▶ **Work required**
Lines where the string "stock" appears are to be copied from the entries below.

————————

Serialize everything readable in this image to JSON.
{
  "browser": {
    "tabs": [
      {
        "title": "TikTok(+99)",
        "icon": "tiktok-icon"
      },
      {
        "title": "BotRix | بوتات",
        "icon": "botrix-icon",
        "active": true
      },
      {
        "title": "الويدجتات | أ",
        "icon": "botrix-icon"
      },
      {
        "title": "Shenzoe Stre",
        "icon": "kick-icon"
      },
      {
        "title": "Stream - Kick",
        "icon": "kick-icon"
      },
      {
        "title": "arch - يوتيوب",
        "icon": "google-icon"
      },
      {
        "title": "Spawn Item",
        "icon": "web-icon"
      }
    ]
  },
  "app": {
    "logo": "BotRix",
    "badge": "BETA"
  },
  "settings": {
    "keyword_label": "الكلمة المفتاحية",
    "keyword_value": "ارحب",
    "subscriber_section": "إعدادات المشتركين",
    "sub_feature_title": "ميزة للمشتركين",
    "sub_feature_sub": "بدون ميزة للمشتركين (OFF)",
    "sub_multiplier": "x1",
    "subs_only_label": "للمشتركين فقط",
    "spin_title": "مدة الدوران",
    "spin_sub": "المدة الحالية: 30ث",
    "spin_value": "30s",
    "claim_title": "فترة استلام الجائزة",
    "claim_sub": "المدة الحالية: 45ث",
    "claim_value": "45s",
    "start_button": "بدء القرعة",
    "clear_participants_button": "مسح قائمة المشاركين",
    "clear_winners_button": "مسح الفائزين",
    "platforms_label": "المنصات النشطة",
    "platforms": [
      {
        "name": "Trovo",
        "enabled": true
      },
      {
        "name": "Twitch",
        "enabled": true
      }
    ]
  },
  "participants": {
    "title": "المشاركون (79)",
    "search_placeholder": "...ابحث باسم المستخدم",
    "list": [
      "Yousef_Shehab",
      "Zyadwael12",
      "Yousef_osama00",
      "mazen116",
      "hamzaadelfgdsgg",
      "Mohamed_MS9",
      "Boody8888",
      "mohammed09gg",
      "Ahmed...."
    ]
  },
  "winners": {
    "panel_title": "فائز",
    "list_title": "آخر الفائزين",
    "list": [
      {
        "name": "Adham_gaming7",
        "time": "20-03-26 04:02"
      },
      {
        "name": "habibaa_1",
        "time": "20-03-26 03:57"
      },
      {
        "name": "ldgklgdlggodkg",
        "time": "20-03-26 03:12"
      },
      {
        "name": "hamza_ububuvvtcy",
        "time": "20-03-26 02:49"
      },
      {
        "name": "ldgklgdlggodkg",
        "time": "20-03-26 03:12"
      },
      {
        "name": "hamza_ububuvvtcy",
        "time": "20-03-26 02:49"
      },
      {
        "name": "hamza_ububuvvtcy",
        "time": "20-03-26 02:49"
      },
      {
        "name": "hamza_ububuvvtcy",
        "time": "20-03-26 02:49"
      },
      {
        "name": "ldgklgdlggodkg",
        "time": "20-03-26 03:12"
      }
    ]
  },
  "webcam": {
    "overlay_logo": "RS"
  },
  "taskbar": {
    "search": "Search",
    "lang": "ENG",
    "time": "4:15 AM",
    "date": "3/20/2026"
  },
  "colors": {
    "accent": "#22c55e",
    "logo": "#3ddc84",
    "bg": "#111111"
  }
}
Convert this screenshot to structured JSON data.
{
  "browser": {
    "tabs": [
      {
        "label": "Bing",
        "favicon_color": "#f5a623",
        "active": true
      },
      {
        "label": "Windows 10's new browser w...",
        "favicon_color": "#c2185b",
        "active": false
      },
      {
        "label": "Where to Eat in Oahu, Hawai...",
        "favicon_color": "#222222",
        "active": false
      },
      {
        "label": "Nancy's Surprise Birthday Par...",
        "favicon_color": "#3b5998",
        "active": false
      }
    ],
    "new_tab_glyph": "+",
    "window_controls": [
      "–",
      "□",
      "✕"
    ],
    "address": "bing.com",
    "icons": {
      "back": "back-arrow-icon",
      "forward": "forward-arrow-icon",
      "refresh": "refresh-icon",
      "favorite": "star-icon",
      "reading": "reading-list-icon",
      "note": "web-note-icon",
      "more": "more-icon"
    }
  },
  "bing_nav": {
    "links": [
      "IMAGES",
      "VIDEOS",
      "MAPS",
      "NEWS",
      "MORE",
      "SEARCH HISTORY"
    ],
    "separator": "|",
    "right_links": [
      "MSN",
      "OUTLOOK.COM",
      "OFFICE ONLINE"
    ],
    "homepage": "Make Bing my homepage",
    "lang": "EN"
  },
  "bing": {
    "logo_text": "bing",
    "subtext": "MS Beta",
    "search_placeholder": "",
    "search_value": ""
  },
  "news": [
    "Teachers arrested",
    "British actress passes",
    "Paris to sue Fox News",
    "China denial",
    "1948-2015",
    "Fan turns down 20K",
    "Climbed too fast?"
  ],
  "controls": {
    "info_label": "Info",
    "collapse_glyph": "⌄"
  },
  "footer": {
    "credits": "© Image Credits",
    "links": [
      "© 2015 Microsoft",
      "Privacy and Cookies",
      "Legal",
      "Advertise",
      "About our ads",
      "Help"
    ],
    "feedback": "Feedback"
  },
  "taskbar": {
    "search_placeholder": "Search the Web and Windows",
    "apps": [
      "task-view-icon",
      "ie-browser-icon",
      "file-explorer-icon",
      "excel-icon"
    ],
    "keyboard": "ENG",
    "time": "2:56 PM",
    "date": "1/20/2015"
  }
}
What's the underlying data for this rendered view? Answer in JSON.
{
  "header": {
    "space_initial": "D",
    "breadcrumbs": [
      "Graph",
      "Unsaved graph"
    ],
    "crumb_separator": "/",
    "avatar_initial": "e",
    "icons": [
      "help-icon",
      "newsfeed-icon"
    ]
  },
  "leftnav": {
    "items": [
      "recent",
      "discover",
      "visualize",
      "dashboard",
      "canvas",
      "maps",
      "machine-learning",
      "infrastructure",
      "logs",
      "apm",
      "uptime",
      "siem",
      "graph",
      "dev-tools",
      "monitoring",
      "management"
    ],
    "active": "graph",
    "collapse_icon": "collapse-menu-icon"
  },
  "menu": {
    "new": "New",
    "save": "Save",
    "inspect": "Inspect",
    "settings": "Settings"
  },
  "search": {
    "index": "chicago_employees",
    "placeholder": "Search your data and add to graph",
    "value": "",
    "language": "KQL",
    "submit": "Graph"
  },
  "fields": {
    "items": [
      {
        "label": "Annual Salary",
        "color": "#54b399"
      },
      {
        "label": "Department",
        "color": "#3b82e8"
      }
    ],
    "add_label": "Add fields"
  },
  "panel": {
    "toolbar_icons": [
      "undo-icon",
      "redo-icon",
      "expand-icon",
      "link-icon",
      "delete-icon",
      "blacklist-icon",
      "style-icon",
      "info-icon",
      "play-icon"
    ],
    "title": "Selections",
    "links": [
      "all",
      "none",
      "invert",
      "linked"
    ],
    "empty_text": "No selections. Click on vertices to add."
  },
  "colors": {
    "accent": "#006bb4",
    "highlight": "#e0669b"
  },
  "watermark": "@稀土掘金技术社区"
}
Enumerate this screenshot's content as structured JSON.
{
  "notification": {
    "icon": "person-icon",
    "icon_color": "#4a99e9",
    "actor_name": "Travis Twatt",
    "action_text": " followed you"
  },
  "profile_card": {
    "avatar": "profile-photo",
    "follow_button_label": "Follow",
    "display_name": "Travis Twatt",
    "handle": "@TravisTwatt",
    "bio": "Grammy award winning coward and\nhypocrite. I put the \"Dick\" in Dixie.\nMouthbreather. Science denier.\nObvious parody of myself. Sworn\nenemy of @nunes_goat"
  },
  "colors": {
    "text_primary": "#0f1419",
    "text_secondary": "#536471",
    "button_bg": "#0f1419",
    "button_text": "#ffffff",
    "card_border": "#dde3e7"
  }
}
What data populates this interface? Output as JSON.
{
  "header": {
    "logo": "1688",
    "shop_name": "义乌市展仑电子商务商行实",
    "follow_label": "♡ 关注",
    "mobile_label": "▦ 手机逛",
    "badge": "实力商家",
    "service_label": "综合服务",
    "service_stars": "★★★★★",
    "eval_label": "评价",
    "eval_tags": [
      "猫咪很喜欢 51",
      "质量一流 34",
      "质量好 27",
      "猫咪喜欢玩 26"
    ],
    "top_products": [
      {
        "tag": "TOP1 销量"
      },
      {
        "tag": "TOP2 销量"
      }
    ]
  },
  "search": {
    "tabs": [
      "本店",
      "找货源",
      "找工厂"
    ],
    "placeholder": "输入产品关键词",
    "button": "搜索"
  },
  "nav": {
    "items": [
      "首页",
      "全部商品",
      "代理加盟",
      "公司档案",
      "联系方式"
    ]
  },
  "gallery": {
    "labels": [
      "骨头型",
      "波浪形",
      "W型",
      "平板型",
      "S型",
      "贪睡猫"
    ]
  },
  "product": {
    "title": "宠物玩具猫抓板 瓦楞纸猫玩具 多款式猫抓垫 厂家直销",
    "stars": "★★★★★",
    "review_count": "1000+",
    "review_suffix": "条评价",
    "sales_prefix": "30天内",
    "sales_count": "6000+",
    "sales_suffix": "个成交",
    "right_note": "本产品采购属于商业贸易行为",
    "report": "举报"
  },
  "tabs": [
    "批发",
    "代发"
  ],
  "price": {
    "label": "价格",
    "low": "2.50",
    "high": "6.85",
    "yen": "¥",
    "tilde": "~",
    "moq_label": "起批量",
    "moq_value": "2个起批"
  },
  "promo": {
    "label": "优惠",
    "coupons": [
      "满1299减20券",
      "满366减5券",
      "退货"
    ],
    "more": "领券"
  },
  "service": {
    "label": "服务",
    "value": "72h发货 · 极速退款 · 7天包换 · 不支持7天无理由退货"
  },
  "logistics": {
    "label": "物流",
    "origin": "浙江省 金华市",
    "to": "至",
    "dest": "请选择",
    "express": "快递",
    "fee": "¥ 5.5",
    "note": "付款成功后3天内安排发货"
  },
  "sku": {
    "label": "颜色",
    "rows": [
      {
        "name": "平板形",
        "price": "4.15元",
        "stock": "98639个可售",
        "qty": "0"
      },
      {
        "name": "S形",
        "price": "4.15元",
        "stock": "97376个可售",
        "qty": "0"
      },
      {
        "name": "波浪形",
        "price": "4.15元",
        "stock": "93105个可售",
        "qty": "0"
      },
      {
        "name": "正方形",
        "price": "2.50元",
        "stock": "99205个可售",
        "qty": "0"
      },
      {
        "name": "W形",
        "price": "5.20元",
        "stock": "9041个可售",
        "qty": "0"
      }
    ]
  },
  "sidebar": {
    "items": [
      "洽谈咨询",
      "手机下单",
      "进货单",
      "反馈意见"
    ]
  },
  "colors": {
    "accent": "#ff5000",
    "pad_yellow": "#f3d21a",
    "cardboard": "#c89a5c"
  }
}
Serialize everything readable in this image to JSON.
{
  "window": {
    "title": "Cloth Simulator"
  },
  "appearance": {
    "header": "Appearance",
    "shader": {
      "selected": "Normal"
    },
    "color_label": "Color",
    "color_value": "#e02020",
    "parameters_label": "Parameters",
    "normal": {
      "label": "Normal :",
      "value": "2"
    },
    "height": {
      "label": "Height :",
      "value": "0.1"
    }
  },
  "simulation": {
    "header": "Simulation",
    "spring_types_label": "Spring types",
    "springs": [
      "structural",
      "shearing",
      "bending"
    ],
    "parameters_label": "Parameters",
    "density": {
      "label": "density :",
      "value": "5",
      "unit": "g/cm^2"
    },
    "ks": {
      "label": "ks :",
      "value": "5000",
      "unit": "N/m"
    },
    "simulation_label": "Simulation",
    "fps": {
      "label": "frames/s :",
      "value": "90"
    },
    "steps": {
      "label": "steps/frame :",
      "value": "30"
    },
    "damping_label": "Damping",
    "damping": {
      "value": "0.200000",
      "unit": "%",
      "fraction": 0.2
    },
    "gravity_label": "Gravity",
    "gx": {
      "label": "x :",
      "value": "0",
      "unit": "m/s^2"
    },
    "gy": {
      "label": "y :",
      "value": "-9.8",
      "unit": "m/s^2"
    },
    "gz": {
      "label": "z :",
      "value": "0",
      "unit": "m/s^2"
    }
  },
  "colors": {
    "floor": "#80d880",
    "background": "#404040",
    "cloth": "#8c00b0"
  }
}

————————

▶ **Solution to the exercise**
        "stock": "98639个可售",
        "stock": "97376个可售",
        "stock": "93105个可售",
        "stock": "99205个可售",
        "stock": "9041个可售",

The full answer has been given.